“Where are you?” Adam asked.
“At home. Just about to cut the lawn.”
“Got anything on this evening?”
“Nothing more exciting than cutting the lawn.”
“I think I can help there,” he said. “Come for supper.”
“Going to be that good is it?”
“There’s something I want to talk to you about. Or rather, someone. You remember Philip Soames?”
I took a moment. Sat down on the chair by the phone table and stretched out my legs. Adam asked if I was still there.
“Yes,” I said. “What about him?”
“Tell you when you get here. Soon as you like.”
He disconnected. I stared across the hall. Pressed the call cancel button.
Philip Soames… Again…
Saved from cranking up the lawn mower, I de-dressed and re-dressed.
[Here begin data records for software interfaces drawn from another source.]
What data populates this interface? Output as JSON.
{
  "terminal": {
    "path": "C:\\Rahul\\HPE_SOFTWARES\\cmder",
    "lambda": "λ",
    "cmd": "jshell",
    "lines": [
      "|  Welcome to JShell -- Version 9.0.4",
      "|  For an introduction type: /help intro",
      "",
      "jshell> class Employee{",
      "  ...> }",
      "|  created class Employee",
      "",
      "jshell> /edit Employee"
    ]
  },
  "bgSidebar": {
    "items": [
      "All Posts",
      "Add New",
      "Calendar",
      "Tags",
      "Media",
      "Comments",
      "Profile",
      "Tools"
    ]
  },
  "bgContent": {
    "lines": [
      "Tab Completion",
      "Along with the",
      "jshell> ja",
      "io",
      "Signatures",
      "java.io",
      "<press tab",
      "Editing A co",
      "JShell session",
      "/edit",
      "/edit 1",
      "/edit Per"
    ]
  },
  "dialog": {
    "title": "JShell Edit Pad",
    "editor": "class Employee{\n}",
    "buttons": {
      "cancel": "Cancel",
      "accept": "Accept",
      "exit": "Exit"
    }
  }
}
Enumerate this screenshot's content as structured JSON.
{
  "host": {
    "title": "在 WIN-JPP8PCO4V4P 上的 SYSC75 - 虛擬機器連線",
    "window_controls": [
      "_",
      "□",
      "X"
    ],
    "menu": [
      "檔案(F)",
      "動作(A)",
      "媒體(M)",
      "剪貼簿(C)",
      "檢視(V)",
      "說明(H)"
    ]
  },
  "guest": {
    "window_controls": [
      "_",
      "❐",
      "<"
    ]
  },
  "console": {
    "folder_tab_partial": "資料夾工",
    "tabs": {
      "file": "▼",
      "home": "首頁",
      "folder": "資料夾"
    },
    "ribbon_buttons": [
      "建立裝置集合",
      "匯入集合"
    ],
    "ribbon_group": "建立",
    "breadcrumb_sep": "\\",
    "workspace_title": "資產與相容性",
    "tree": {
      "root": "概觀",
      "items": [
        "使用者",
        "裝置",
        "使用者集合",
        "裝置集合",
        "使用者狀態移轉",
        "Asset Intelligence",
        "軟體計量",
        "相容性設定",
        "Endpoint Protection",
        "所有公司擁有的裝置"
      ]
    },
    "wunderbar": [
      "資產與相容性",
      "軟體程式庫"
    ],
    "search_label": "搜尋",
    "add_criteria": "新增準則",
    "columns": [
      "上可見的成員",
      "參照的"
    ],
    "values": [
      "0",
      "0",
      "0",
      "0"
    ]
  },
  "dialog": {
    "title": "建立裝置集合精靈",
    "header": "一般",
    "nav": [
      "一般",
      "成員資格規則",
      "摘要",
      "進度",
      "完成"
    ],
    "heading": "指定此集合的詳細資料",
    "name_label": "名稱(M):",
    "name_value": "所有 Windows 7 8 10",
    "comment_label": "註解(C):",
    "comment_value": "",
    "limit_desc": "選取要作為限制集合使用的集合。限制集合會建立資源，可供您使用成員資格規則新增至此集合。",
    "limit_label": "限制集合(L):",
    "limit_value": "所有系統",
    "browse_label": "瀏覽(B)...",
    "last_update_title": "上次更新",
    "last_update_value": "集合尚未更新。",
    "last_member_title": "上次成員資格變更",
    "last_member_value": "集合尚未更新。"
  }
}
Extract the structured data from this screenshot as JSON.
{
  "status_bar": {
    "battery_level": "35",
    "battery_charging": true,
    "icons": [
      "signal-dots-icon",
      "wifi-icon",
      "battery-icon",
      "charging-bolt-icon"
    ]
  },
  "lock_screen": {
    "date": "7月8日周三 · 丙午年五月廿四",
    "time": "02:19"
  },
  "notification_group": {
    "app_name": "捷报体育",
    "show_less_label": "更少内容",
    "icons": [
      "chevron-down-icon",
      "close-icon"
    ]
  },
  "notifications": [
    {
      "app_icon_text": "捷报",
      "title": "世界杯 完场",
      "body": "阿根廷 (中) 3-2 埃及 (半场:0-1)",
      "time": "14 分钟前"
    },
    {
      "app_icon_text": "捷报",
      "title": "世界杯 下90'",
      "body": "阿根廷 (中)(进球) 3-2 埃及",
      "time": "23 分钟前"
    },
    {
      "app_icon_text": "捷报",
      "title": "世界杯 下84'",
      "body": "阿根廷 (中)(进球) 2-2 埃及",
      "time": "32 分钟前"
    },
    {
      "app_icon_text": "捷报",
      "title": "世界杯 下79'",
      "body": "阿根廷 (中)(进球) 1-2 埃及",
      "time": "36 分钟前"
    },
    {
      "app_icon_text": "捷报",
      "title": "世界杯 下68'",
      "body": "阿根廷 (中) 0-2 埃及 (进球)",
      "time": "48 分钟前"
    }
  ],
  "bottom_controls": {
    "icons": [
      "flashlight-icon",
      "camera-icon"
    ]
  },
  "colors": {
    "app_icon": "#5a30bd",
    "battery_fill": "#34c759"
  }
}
Decided on a change of shirt and trousers, collected my jacket and car keys and left the house the way I had come in.
I managed to avoid the city centre, crossed the suspension bridge in light traffic, then turned west up the hill through Leigh Woods and on to the Clevedon road. A few minutes before 6 o’clock I pulled up outside Adam and Chrissie’s house on Dial Hill. As I reached for the doorbell, there was an explosion of barking from inside the hall. That could only be the force of nature that is Sam the Bearded Collie.
Indeed so. Chrissie opened the front door and in a whirlwind of noise, swirling hair and thrashing tail, Sam launched himself over the threshold. He reared upright, planted his front paws on my chest and we danced backwards – him Fred Astaire, me Ginger Rogers. I managed to get my hands either side of his neck and slow down the mad fox trot. Sam dropped on to all fours. I bellowed “Sit!” And he did, staring up at me, tongue hanging out, panting like an idling steam engine.
Chrissie was hanging on to the door jam, convulsed with laughter. Adam appeared at her side.